**Task brief**
Every line in the listing should be set down again verbatim.

**Raw data**
= Beginning of Section =

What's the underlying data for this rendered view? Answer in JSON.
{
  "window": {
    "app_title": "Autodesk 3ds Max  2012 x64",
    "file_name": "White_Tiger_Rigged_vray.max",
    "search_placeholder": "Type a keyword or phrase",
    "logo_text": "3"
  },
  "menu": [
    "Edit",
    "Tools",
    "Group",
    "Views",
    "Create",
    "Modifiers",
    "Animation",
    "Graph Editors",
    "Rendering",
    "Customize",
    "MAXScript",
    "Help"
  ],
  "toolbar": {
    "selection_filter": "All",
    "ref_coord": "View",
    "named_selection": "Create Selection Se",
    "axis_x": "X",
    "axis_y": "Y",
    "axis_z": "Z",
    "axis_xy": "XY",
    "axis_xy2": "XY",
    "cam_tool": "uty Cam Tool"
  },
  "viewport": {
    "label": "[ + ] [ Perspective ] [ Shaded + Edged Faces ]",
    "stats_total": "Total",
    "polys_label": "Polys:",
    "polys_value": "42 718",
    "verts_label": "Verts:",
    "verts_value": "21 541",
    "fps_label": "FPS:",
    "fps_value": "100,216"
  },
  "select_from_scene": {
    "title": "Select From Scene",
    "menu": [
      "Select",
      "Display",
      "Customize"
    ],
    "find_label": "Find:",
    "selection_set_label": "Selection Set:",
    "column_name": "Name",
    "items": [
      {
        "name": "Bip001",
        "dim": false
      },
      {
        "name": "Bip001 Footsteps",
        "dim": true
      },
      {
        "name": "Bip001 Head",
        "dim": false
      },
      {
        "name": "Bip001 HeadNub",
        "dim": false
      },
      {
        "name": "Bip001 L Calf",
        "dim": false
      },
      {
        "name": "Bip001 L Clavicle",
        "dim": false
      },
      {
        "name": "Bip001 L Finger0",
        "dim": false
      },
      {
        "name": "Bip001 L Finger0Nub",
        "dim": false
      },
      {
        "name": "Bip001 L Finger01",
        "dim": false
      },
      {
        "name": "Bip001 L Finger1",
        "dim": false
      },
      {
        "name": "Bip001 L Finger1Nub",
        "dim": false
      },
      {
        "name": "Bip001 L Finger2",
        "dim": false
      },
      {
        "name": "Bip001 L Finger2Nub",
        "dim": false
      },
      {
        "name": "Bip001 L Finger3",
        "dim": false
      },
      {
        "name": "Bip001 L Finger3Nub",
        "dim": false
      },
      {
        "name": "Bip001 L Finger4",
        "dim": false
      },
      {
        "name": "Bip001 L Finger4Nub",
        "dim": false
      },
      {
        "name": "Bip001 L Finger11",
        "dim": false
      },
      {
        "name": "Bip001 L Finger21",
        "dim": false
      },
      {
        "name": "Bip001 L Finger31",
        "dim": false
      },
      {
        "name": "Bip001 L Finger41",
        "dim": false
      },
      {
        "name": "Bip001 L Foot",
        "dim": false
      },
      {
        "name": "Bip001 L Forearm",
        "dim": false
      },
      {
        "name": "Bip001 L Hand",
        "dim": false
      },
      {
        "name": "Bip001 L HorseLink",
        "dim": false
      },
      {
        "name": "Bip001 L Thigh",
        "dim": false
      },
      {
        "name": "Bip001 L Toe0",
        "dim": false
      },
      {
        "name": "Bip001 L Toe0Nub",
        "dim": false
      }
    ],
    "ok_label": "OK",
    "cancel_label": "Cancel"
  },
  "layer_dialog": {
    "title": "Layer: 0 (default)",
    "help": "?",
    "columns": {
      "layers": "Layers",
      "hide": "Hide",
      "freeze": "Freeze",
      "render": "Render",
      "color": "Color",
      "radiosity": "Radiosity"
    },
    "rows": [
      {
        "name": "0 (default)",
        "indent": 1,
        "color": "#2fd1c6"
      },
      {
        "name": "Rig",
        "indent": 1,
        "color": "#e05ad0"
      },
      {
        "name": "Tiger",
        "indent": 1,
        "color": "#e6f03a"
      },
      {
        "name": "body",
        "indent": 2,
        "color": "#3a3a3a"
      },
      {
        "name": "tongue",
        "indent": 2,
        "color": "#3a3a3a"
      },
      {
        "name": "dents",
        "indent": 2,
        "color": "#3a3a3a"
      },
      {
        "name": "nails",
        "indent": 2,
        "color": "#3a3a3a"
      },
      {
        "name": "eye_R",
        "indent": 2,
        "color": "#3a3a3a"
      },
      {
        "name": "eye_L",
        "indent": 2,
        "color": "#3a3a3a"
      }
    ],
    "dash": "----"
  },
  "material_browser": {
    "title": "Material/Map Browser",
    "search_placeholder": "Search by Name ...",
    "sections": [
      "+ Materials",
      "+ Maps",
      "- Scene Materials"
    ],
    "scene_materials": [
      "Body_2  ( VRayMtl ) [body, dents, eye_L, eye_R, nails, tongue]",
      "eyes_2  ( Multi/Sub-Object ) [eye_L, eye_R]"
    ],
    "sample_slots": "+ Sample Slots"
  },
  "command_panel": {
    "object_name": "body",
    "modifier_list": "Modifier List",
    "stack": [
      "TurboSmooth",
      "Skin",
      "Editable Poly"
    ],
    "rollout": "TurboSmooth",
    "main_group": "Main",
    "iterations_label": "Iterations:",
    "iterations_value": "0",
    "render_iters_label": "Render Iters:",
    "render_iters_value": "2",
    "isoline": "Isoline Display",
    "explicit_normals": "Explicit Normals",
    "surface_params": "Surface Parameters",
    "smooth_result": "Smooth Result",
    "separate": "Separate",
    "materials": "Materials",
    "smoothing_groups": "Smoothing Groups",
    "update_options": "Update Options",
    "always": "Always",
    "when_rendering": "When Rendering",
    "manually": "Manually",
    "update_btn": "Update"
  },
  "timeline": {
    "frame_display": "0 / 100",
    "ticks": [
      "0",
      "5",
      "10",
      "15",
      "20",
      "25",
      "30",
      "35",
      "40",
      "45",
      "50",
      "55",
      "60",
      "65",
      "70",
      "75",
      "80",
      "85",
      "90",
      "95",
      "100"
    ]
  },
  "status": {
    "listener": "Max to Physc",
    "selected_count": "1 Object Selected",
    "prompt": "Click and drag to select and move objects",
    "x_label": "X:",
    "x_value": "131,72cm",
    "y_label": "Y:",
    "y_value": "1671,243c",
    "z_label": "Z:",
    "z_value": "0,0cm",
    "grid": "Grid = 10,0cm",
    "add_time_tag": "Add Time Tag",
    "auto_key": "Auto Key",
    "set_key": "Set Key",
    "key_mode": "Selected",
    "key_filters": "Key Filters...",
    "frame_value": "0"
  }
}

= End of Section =

**Your solution**
What's the underlying data for this rendered view? Answer in JSON.
{
  "window": {
    "app_title": "Autodesk 3ds Max  2012 x64",
    "file_name": "White_Tiger_Rigged_vray.max",
    "search_placeholder": "Type a keyword or phrase",
    "logo_text": "3"
  },
  "menu": [
    "Edit",
    "Tools",
    "Group",
    "Views",
    "Create",
    "Modifiers",
    "Animation",
    "Graph Editors",
    "Rendering",
    "Customize",
    "MAXScript",
    "Help"
  ],
  "toolbar": {
    "selection_filter": "All",
    "ref_coord": "View",
    "named_selection": "Create Selection Se",
    "axis_x": "X",
    "axis_y": "Y",
    "axis_z": "Z",
    "axis_xy": "XY",
    "axis_xy2": "XY",
    "cam_tool": "uty Cam Tool"
  },
  "viewport": {
    "label": "[ + ] [ Perspective ] [ Shaded + Edged Faces ]",
    "stats_total": "Total",
    "polys_label": "Polys:",
    "polys_value": "42 718",
    "verts_label": "Verts:",
    "verts_value": "21 541",
    "fps_label": "FPS:",
    "fps_value": "100,216"
  },
  "select_from_scene": {
    "title": "Select From Scene",
    "menu": [
      "Select",
      "Display",
      "Customize"
    ],
    "find_label": "Find:",
    "selection_set_label": "Selection Set:",
    "column_name": "Name",
    "items": [
      {
        "name": "Bip001",
        "dim": false
      },
      {
        "name": "Bip001 Footsteps",
        "dim": true
      },
      {
        "name": "Bip001 Head",
        "dim": false
      },
      {
        "name": "Bip001 HeadNub",
        "dim": false
      },
      {
        "name": "Bip001 L Calf",
        "dim": false
      },
      {
        "name": "Bip001 L Clavicle",
        "dim": false
      },
      {
        "name": "Bip001 L Finger0",
        "dim": false
      },
      {
        "name": "Bip001 L Finger0Nub",
        "dim": false
      },
      {
        "name": "Bip001 L Finger01",
        "dim": false
      },
      {
        "name": "Bip001 L Finger1",
        "dim": false
      },
      {
        "name": "Bip001 L Finger1Nub",
        "dim": false
      },
      {
        "name": "Bip001 L Finger2",
        "dim": false
      },
      {
        "name": "Bip001 L Finger2Nub",
        "dim": false
      },
      {
        "name": "Bip001 L Finger3",
        "dim": false
      },
      {
        "name": "Bip001 L Finger3Nub",
        "dim": false
      },
      {
        "name": "Bip001 L Finger4",
        "dim": false
      },
      {
        "name": "Bip001 L Finger4Nub",
        "dim": false
      },
      {
        "name": "Bip001 L Finger11",
        "dim": false
      },
      {
        "name": "Bip001 L Finger21",
        "dim": false
      },
      {
        "name": "Bip001 L Finger31",
        "dim": false
      },
      {
        "name": "Bip001 L Finger41",
        "dim": false
      },
      {
        "name": "Bip001 L Foot",
        "dim": false
      },
      {
        "name": "Bip001 L Forearm",
        "dim": false
      },
      {
        "name": "Bip001 L Hand",
        "dim": false
      },
      {
        "name": "Bip001 L HorseLink",
        "dim": false
      },
      {
        "name": "Bip001 L Thigh",
        "dim": false
      },
      {
        "name": "Bip001 L Toe0",
        "dim": false
      },
      {
        "name": "Bip001 L Toe0Nub",
        "dim": false
      }
    ],
    "ok_label": "OK",
    "cancel_label": "Cancel"
  },
  "layer_dialog": {
    "title": "Layer: 0 (default)",
    "help": "?",
    "columns": {
      "layers": "Layers",
      "hide": "Hide",
      "freeze": "Freeze",
      "render": "Render",
      "color": "Color",
      "radiosity": "Radiosity"
    },
    "rows": [
      {
        "name": "0 (default)",
        "indent": 1,
        "color": "#2fd1c6"
      },
      {
        "name": "Rig",
        "indent": 1,
        "color": "#e05ad0"
      },
      {
        "name": "Tiger",
        "indent": 1,
        "color": "#e6f03a"
      },
      {
        "name": "body",
        "indent": 2,
        "color": "#3a3a3a"
      },
      {
        "name": "tongue",
        "indent": 2,
        "color": "#3a3a3a"
      },
      {
        "name": "dents",
        "indent": 2,
        "color": "#3a3a3a"
      },
      {
        "name": "nails",
        "indent": 2,
        "color": "#3a3a3a"
      },
      {
        "name": "eye_R",
        "indent": 2,
        "color": "#3a3a3a"
      },
      {
        "name": "eye_L",
        "indent": 2,
        "color": "#3a3a3a"
      }
    ],
    "dash": "----"
  },
  "material_browser": {
    "title": "Material/Map Browser",
    "search_placeholder": "Search by Name ...",
    "sections": [
      "+ Materials",
      "+ Maps",
      "- Scene Materials"
    ],
    "scene_materials": [
      "Body_2  ( VRayMtl ) [body, dents, eye_L, eye_R, nails, tongue]",
      "eyes_2  ( Multi/Sub-Object ) [eye_L, eye_R]"
    ],
    "sample_slots": "+ Sample Slots"
  },
  "command_panel": {
    "object_name": "body",
    "modifier_list": "Modifier List",
    "stack": [
      "TurboSmooth",
      "Skin",
      "Editable Poly"
    ],
    "rollout": "TurboSmooth",
    "main_group": "Main",
    "iterations_label": "Iterations:",
    "iterations_value": "0",
    "render_iters_label": "Render Iters:",
    "render_iters_value": "2",
    "isoline": "Isoline Display",
    "explicit_normals": "Explicit Normals",
    "surface_params": "Surface Parameters",
    "smooth_result": "Smooth Result",
    "separate": "Separate",
    "materials": "Materials",
    "smoothing_groups": "Smoothing Groups",
    "update_options": "Update Options",
    "always": "Always",
    "when_rendering": "When Rendering",
    "manually": "Manually",
    "update_btn": "Update"
  },
  "timeline": {
    "frame_display": "0 / 100",
    "ticks": [
      "0",
      "5",
      "10",
      "15",
      "20",
      "25",
      "30",
      "35",
      "40",
      "45",
      "50",
      "55",
      "60",
      "65",
      "70",
      "75",
      "80",
      "85",
      "90",
      "95",
      "100"
    ]
  },
  "status": {
    "listener": "Max to Physc",
    "selected_count": "1 Object Selected",
    "prompt": "Click and drag to select and move objects",
    "x_label": "X:",
    "x_value": "131,72cm",
    "y_label": "Y:",
    "y_value": "1671,243c",
    "z_label": "Z:",
    "z_value": "0,0cm",
    "grid": "Grid = 10,0cm",
    "add_time_tag": "Add Time Tag",
    "auto_key": "Auto Key",
    "set_key": "Set Key",
    "key_mode": "Selected",
    "key_filters": "Key Filters...",
    "frame_value": "0"
  }
}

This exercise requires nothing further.